In today's economy, the importance of customer service is the bedrock for a sustainable business--and quite possibly paramount for survival.The best performers are actually doing more to step up service in this recession.
Take the British-based sandwich chain Pret A Manger, with stores in New York City, Chicago, and Washington, D.C. The company's detailed approach to employee training and investment in service initiatives have led to enthusiastic employees, known for asking customers about their day. Pret a Manger's sales reflect the success of this approach: Its U.S. store sales have increased 40 percent over the past year and global profits globally have risen 37 percent.
And Sprint, which is reshaping its customer support strategies based on the insight that it gleans from customer feedback, has been seeing its subscriber base mushroom. The telecommunications company has added 1.1 million net subscribers over the past five years and was named a J.D. Power 2011 Customer Service Champion.
However, according to the recently released 2011 Temkin Customer Service Ratings, which surveyed 6,000 U.S. consumers about their customer service experience at companies with which they've recently interacted, few companies deliver strong customer service. In fact, of the 129 companies included in the ratings, 70 percent were rated either "weak" or "very weak." And only 12 yielded a "strong" rating. None received a "very strong" rating.

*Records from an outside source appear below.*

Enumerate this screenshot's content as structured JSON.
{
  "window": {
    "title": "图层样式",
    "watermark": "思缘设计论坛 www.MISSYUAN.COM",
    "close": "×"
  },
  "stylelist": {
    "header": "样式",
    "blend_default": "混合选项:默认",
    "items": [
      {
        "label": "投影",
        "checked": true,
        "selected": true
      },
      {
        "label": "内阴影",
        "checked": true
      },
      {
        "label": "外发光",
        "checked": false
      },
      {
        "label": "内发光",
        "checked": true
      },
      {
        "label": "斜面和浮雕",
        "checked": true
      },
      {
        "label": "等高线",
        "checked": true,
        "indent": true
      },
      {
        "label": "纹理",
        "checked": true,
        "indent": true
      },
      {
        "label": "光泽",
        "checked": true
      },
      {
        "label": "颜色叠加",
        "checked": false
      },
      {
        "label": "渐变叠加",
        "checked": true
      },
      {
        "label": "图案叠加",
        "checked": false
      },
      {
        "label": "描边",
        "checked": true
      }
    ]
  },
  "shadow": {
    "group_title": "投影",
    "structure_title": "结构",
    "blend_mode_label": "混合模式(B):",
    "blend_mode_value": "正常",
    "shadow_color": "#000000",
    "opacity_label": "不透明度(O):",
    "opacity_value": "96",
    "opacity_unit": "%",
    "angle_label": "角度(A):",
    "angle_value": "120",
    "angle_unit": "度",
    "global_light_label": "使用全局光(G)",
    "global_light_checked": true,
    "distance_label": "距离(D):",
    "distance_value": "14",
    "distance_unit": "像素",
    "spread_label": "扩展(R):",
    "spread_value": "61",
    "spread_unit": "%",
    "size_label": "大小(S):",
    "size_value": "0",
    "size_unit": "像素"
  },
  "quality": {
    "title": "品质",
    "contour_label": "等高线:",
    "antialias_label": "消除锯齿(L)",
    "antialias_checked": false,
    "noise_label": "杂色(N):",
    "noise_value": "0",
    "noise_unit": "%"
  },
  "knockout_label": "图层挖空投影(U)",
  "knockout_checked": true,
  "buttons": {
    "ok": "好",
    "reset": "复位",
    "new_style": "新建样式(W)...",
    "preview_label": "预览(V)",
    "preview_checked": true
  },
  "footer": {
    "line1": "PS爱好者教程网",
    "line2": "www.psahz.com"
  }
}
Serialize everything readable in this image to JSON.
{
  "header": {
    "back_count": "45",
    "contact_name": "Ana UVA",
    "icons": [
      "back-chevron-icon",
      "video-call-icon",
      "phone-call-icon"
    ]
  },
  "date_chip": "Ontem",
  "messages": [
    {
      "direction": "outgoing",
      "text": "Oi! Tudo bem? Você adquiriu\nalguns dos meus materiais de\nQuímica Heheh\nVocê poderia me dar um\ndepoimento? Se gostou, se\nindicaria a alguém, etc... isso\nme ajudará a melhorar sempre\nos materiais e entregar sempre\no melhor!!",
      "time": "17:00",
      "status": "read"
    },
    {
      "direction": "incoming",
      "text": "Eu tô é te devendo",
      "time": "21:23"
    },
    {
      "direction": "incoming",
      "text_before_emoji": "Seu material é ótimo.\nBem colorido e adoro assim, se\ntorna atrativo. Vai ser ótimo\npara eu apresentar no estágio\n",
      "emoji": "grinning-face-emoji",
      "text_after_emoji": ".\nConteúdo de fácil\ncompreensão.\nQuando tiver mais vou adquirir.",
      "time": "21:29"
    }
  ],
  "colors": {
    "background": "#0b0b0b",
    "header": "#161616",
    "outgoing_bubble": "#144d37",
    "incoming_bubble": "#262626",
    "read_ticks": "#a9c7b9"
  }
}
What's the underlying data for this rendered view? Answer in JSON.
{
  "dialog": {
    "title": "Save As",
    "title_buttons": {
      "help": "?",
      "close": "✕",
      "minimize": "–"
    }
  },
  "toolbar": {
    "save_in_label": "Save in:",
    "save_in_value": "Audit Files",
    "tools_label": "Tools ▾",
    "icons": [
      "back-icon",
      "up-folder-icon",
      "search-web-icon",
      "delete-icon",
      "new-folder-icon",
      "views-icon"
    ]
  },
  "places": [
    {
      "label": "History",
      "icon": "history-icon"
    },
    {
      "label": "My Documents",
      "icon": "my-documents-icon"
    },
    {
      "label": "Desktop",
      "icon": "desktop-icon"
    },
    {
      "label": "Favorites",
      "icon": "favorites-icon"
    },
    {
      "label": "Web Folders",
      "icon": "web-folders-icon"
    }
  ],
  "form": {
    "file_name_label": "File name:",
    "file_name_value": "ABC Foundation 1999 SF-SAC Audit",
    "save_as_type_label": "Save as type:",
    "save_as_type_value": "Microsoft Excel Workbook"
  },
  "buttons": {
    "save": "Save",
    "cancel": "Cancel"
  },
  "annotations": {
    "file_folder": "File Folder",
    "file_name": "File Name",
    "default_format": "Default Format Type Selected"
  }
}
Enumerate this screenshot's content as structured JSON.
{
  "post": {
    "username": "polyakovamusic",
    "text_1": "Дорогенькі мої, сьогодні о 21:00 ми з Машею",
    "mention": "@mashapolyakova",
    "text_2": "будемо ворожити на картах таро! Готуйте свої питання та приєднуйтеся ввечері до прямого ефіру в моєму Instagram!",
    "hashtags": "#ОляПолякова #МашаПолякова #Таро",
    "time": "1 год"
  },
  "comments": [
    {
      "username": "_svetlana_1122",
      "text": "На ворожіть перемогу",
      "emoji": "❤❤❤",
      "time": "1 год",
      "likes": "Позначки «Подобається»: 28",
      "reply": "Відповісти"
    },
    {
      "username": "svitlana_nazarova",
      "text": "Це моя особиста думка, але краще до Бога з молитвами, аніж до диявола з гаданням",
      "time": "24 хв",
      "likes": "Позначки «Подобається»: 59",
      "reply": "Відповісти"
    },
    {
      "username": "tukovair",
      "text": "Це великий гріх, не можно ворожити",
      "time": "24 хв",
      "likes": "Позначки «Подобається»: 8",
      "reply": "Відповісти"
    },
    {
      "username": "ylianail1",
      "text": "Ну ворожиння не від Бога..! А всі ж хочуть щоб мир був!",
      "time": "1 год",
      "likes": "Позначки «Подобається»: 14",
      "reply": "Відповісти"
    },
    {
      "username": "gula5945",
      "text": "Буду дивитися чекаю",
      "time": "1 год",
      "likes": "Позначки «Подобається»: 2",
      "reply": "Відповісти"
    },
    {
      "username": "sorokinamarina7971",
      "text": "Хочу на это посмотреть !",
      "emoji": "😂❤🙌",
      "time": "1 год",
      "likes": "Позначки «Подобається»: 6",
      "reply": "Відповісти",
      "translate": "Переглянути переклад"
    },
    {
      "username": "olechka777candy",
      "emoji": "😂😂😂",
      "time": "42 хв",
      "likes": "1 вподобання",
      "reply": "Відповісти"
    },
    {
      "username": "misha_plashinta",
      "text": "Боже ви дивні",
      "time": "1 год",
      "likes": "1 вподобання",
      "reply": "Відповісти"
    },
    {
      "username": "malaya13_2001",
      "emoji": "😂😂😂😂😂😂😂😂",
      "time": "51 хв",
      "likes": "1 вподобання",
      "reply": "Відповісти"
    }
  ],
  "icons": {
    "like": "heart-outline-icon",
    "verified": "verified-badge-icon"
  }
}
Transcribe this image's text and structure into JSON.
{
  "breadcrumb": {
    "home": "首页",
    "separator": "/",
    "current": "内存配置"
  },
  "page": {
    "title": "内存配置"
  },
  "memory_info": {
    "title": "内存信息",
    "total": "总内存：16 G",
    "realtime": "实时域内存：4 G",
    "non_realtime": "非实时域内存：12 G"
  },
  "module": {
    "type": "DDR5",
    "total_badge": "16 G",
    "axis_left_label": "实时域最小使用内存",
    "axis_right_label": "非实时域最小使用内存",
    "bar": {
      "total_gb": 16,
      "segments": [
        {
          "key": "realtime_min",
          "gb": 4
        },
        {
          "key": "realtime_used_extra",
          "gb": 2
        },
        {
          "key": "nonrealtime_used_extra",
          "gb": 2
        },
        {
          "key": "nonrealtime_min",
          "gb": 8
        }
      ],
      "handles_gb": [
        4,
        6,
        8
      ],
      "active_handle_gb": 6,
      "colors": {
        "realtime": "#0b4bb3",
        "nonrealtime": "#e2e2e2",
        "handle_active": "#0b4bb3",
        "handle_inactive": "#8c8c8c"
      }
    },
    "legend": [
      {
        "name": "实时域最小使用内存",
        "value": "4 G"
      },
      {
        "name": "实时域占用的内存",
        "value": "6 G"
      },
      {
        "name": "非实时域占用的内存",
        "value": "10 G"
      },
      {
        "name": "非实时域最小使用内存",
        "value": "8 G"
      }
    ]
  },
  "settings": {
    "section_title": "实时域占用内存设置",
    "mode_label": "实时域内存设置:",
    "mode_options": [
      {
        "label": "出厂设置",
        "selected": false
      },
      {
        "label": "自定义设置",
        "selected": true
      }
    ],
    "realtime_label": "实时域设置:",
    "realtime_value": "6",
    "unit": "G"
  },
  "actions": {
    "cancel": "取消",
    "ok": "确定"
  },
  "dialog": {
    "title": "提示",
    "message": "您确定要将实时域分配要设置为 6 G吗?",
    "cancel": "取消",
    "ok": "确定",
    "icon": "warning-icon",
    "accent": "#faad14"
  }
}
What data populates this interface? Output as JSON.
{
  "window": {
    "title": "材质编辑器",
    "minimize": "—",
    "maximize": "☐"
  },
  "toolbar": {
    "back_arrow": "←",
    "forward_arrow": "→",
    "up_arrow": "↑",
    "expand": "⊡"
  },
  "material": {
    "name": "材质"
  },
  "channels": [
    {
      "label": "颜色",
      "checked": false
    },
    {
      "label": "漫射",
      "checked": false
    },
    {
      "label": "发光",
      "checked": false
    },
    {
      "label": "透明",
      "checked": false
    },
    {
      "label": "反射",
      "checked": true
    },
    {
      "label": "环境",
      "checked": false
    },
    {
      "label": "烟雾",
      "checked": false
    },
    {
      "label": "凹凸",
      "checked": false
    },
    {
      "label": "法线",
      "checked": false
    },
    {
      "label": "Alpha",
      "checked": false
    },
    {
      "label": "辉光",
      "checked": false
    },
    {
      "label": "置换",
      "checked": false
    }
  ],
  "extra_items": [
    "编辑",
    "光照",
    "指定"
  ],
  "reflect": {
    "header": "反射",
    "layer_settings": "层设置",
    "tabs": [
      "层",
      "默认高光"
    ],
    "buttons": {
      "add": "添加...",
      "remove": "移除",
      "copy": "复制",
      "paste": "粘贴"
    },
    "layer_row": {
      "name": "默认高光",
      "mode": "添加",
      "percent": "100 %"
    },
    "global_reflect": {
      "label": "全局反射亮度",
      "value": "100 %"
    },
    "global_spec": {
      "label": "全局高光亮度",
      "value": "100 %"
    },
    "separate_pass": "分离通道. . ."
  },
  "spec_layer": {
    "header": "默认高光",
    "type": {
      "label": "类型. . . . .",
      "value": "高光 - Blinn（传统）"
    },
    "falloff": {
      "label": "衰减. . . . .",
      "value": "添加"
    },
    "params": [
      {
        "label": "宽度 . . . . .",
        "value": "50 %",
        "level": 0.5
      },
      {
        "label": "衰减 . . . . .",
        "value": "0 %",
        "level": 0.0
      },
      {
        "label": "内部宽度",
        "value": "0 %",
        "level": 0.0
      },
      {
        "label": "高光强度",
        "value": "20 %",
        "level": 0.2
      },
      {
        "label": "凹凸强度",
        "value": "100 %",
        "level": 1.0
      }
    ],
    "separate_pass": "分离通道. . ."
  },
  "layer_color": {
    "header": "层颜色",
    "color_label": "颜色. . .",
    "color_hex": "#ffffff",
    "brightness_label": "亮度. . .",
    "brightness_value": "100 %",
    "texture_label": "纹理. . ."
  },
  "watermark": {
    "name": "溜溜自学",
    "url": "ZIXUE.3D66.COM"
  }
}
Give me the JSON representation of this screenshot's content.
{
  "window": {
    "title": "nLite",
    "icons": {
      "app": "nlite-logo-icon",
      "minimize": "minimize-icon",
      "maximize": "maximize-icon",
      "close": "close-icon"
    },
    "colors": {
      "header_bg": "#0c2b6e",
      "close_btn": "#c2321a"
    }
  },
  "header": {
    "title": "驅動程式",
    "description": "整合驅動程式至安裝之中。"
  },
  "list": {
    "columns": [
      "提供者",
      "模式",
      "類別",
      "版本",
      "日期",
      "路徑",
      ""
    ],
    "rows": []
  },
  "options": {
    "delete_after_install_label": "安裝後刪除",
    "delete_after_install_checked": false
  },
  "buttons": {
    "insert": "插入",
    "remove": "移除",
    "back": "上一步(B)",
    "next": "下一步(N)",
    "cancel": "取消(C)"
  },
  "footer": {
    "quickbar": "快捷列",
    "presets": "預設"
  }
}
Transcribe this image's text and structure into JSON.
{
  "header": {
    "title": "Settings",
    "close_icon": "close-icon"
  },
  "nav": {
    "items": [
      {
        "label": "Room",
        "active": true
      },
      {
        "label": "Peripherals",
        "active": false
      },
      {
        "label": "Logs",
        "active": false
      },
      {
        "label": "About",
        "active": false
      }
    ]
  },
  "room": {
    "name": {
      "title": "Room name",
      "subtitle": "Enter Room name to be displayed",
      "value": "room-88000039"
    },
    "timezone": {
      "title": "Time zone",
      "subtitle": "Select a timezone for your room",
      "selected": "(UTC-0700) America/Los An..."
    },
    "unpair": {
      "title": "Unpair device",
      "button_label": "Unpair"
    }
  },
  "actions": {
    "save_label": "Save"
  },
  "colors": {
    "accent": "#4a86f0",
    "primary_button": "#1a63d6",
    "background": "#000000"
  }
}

Of those bottom-dwellers, Charter Communications and Comcast received the worst ratings for both their Internet service and TV service offerings. Not surprising, perpetual service leaders USAA and Edward Jones took the number one and two spots, with "strong" ratings.
Other findings include:
ï‚§ Retailers, hotel chains, and investment firms top the list. Retailers and hotel chains are the top-rated industries, though they only earn an average score of "okay." Health plans, Internet service, and TV service providers are at the bottom with an average rating of "very weak."
ï‚§ The leaders of many industries aren't strong. Even Bright House, the highest ranked firm in the TV service industry, earned a "very poor" rating.
ï‚§ RadioShack and HSBC most underperform their peers. Eighteen firms were at least 10 points below their peers. Radio Shack and HSBC's banking business were both 22 points below their respective industries' averages.
The findings conclude that emphasis on service still remains low for many companies. To survive, businesses in every industry need to reshape their strategies and refocus their energy on service. Continual and intelligent investments will pay off in the long term.